▶ _Exercise brief_:
Copy out all lines in the data below containing the string "icon".

[Excerpts from an interface dataset]
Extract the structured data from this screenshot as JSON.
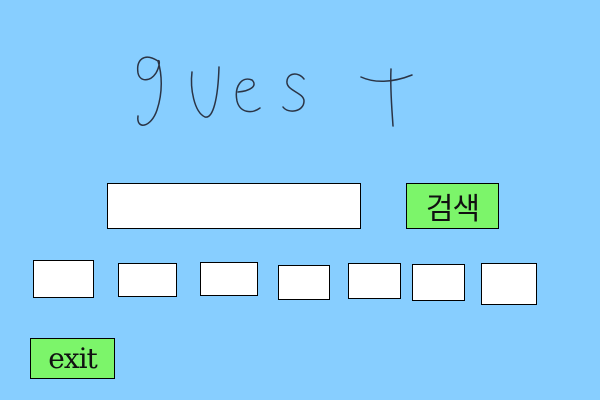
{
  "page": {
    "background_color": "#87ceff",
    "title": "guest"
  },
  "search": {
    "input_value": "",
    "button_label": "검색",
    "button_color": "#7cf56a"
  },
  "slots": [
    {
      "value": ""
    },
    {
      "value": ""
    },
    {
      "value": ""
    },
    {
      "value": ""
    },
    {
      "value": ""
    },
    {
      "value": ""
    },
    {
      "value": ""
    }
  ],
  "exit": {
    "button_label": "exit",
    "button_color": "#7cf56a"
  }
}
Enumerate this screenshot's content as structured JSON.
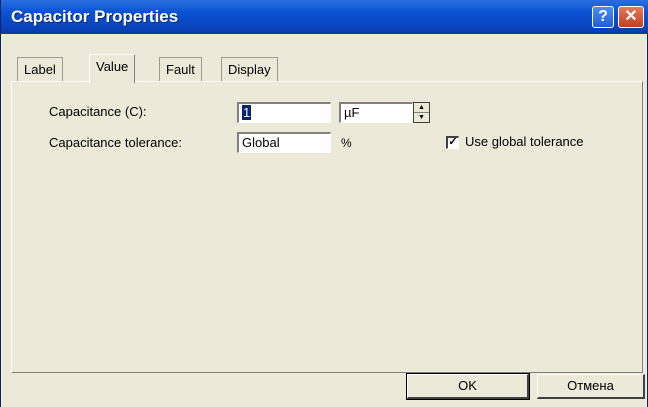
{
  "window": {
    "title": "Capacitor Properties"
  },
  "titlebar": {
    "help_glyph": "?",
    "close_glyph": "✕",
    "help_icon": "help-icon",
    "close_icon": "close-icon"
  },
  "tabs": [
    {
      "label": "Label",
      "active": false
    },
    {
      "label": "Value",
      "active": true
    },
    {
      "label": "Fault",
      "active": false
    },
    {
      "label": "Display",
      "active": false
    }
  ],
  "value_tab": {
    "capacitance_label": "Capacitance (C):",
    "capacitance_value": "1",
    "capacitance_unit": "µF",
    "tolerance_label": "Capacitance tolerance:",
    "tolerance_value": "Global",
    "tolerance_unit": "%",
    "use_global_tolerance_label": "Use global tolerance",
    "use_global_tolerance_checked": true,
    "check_glyph": "✓"
  },
  "buttons": {
    "ok": "OK",
    "cancel": "Отмена"
  },
  "colors": {
    "titlebar": "#0a52d4",
    "dialog_bg": "#ece9d8",
    "close_button": "#c0401f"
  }
}
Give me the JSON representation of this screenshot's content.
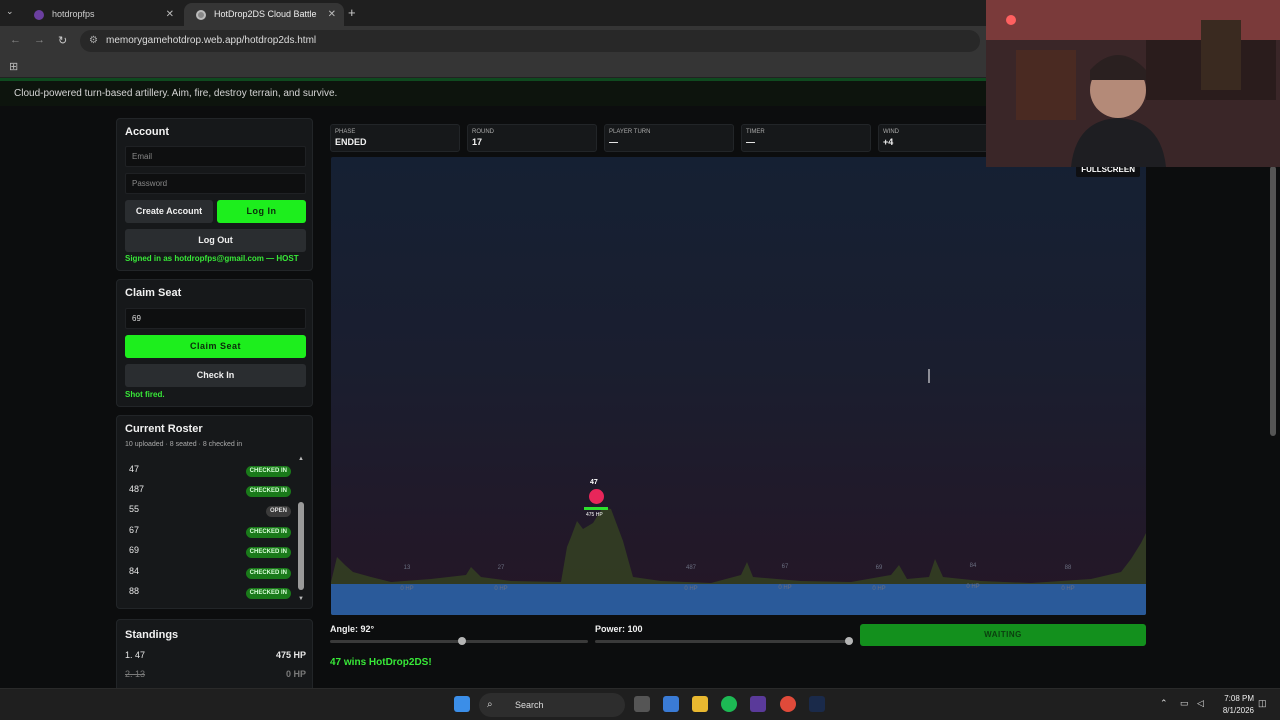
{
  "browser": {
    "tabs": [
      {
        "title": "hotdropfps"
      },
      {
        "title": "HotDrop2DS Cloud Battle"
      }
    ],
    "url": "memorygamehotdrop.web.app/hotdrop2ds.html"
  },
  "header": {
    "tagline": "Cloud-powered turn-based artillery. Aim, fire, destroy terrain, and survive."
  },
  "account": {
    "title": "Account",
    "email_placeholder": "Email",
    "password_placeholder": "Password",
    "create_label": "Create Account",
    "login_label": "Log In",
    "logout_label": "Log Out",
    "status": "Signed in as hotdropfps@gmail.com — HOST"
  },
  "claim_seat": {
    "title": "Claim Seat",
    "seat_value": "69",
    "claim_label": "Claim Seat",
    "checkin_label": "Check In",
    "status": "Shot fired."
  },
  "roster": {
    "title": "Current Roster",
    "summary": "10 uploaded · 8 seated · 8 checked in",
    "rows": [
      {
        "seat": "47",
        "status": "CHECKED IN"
      },
      {
        "seat": "487",
        "status": "CHECKED IN"
      },
      {
        "seat": "55",
        "status": "OPEN"
      },
      {
        "seat": "67",
        "status": "CHECKED IN"
      },
      {
        "seat": "69",
        "status": "CHECKED IN"
      },
      {
        "seat": "84",
        "status": "CHECKED IN"
      },
      {
        "seat": "88",
        "status": "CHECKED IN"
      }
    ]
  },
  "standings": {
    "title": "Standings",
    "rows": [
      {
        "name": "1. 47",
        "hp": "475 HP"
      },
      {
        "name": "2. 13",
        "hp": "0 HP"
      }
    ]
  },
  "stats": [
    {
      "label": "PHASE",
      "value": "ENDED"
    },
    {
      "label": "ROUND",
      "value": "17"
    },
    {
      "label": "PLAYER TURN",
      "value": "—"
    },
    {
      "label": "TIMER",
      "value": "—"
    },
    {
      "label": "WIND",
      "value": "+4"
    }
  ],
  "arena": {
    "fullscreen_label": "FULLSCREEN",
    "active_tank": {
      "name": "47",
      "hp_label": "475 HP"
    },
    "dead_tanks": [
      {
        "name": "13",
        "hp": "0 HP"
      },
      {
        "name": "27",
        "hp": "0 HP"
      },
      {
        "name": "487",
        "hp": "0 HP"
      },
      {
        "name": "67",
        "hp": "0 HP"
      },
      {
        "name": "69",
        "hp": "0 HP"
      },
      {
        "name": "84",
        "hp": "0 HP"
      },
      {
        "name": "88",
        "hp": "0 HP"
      }
    ]
  },
  "controls": {
    "angle_label": "Angle: 92°",
    "angle_value": 92,
    "angle_max": 180,
    "power_label": "Power: 100",
    "power_value": 100,
    "power_max": 100,
    "action_label": "WAITING",
    "result": "47 wins HotDrop2DS!"
  },
  "taskbar": {
    "search_label": "Search",
    "time": "7:08 PM",
    "date": "8/1/2026"
  },
  "colors": {
    "accent_green": "#1dee1d",
    "tank_red": "#e8265a",
    "water": "#2a5a9a"
  }
}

▶ _Solved exercise_:
    "help_icon": "help-icon",
    "close_icon": "close-icon"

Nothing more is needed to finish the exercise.